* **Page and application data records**
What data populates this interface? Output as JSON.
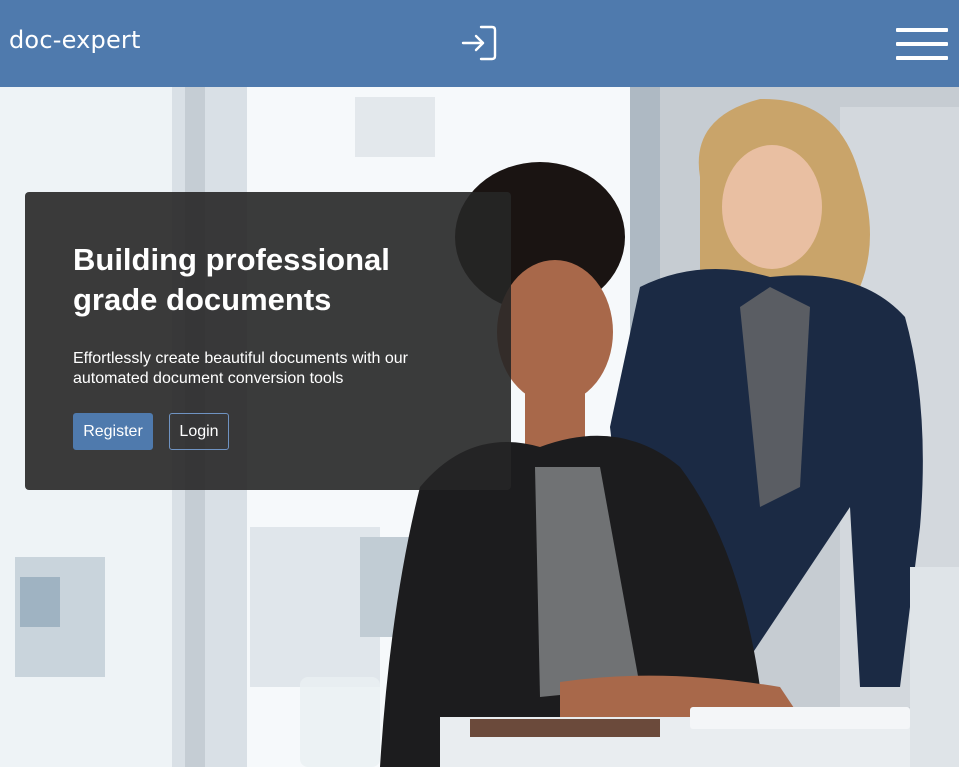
{
  "header": {
    "brand": "doc-expert",
    "login_icon": "login-arrow-icon",
    "menu_icon": "hamburger-menu-icon",
    "background_color": "#4f7aad"
  },
  "hero": {
    "title": "Building professional grade documents",
    "subtitle": "Effortlessly create beautiful documents with our automated document conversion tools",
    "register_label": "Register",
    "login_label": "Login",
    "card_color": "#262626",
    "accent_color": "#4f7aad"
  }
}
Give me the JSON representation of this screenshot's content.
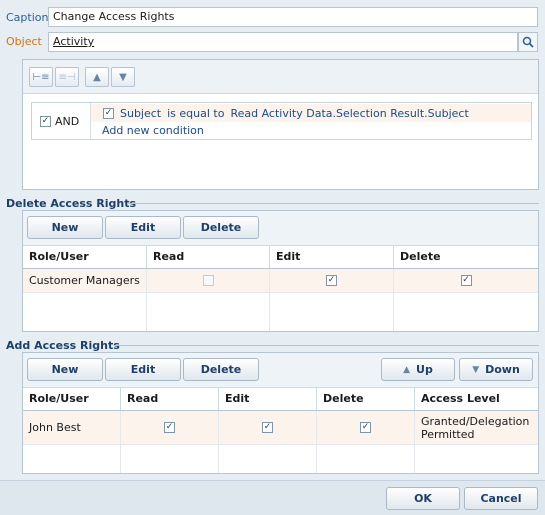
{
  "form": {
    "caption_label": "Caption",
    "caption_value": "Change Access Rights",
    "object_label": "Object",
    "object_value": "Activity"
  },
  "filter": {
    "group_operator": "AND",
    "condition": {
      "column": "Subject",
      "operator": "is equal to",
      "value": "Read Activity Data.Selection Result.Subject"
    },
    "add_condition_label": "Add new condition"
  },
  "delete_rights": {
    "title": "Delete Access Rights",
    "buttons": {
      "new": "New",
      "edit": "Edit",
      "delete": "Delete"
    },
    "columns": [
      "Role/User",
      "Read",
      "Edit",
      "Delete"
    ],
    "rows": [
      {
        "role": "Customer Managers",
        "read": false,
        "edit": true,
        "delete": true
      }
    ]
  },
  "add_rights": {
    "title": "Add Access Rights",
    "buttons": {
      "new": "New",
      "edit": "Edit",
      "delete": "Delete",
      "up": "Up",
      "down": "Down"
    },
    "columns": [
      "Role/User",
      "Read",
      "Edit",
      "Delete",
      "Access Level"
    ],
    "rows": [
      {
        "role": "John Best",
        "read": true,
        "edit": true,
        "delete": true,
        "access_level_line1": "Granted/Delegation",
        "access_level_line2": "Permitted"
      }
    ]
  },
  "footer": {
    "ok": "OK",
    "cancel": "Cancel"
  }
}
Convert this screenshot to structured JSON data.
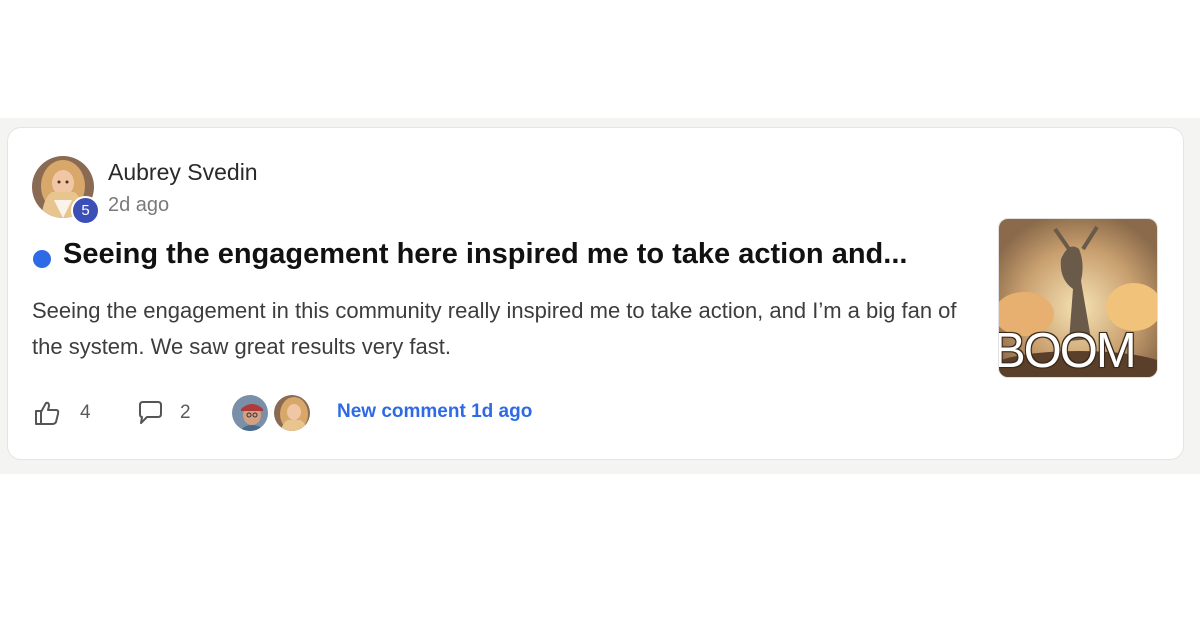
{
  "post": {
    "author": {
      "name": "Aubrey Svedin",
      "level": "5",
      "avatar_icon": "author-avatar"
    },
    "time": "2d ago",
    "title": "Seeing the engagement here inspired me to take action and...",
    "body": "Seeing the engagement in this community really inspired me to take action, and I’m a big fan of the system. We saw great results very fast.",
    "unread": true,
    "thumbnail": {
      "text": "BOOM"
    },
    "likes": "4",
    "comments": "2",
    "last_activity": "New comment 1d ago"
  },
  "colors": {
    "accent": "#2f6ae6",
    "level_badge": "#3c4fb7",
    "background_band": "#f4f4f2"
  }
}
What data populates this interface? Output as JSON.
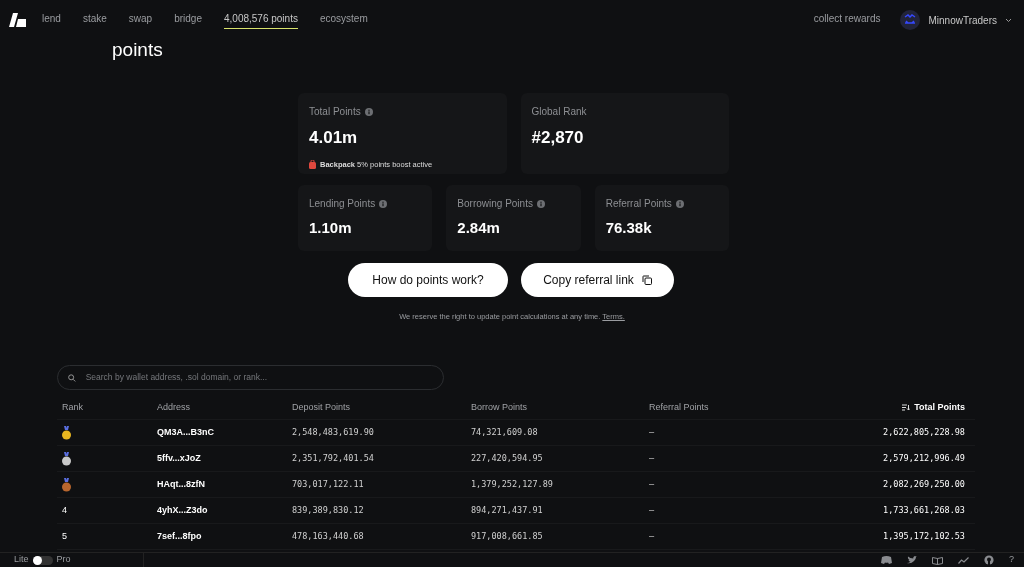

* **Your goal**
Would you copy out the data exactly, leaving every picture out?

* **Written response**
What data populates this interface? Output as JSON.
{
  "header": {
    "brand": "doc-expert",
    "login_icon": "login-arrow-icon",
    "menu_icon": "hamburger-menu-icon",
    "background_color": "#4f7aad"
  },
  "hero": {
    "title": "Building professional grade documents",
    "subtitle": "Effortlessly create beautiful documents with our automated document conversion tools",
    "register_label": "Register",
    "login_label": "Login",
    "card_color": "#262626",
    "accent_color": "#4f7aad"
  }
}
Give me the JSON representation of this screenshot's content.
{
  "form": {
    "caption_label": "Caption",
    "caption_value": "Change Access Rights",
    "object_label": "Object",
    "object_value": "Activity"
  },
  "filter": {
    "group_operator": "AND",
    "condition": {
      "column": "Subject",
      "operator": "is equal to",
      "value": "Read Activity Data.Selection Result.Subject"
    },
    "add_condition_label": "Add new condition"
  },
  "delete_rights": {
    "title": "Delete Access Rights",
    "buttons": {
      "new": "New",
      "edit": "Edit",
      "delete": "Delete"
    },
    "columns": [
      "Role/User",
      "Read",
      "Edit",
      "Delete"
    ],
    "rows": [
      {
        "role": "Customer Managers",
        "read": false,
        "edit": true,
        "delete": true
      }
    ]
  },
  "add_rights": {
    "title": "Add Access Rights",
    "buttons": {
      "new": "New",
      "edit": "Edit",
      "delete": "Delete",
      "up": "Up",
      "down": "Down"
    },
    "columns": [
      "Role/User",
      "Read",
      "Edit",
      "Delete",
      "Access Level"
    ],
    "rows": [
      {
        "role": "John Best",
        "read": true,
        "edit": true,
        "delete": true,
        "access_level_line1": "Granted/Delegation",
        "access_level_line2": "Permitted"
      }
    ]
  },
  "footer": {
    "ok": "OK",
    "cancel": "Cancel"
  }
}
Convert this screenshot to structured JSON data.
{
  "post": {
    "author": {
      "name": "Aubrey Svedin",
      "level": "5",
      "avatar_icon": "author-avatar"
    },
    "time": "2d ago",
    "title": "Seeing the engagement here inspired me to take action and...",
    "body": "Seeing the engagement in this community really inspired me to take action, and I’m a big fan of the system. We saw great results very fast.",
    "unread": true,
    "thumbnail": {
      "text": "BOOM"
    },
    "likes": "4",
    "comments": "2",
    "last_activity": "New comment 1d ago"
  },
  "colors": {
    "accent": "#2f6ae6",
    "level_badge": "#3c4fb7",
    "background_band": "#f4f4f2"
  }
}
What data populates this interface? Output as JSON.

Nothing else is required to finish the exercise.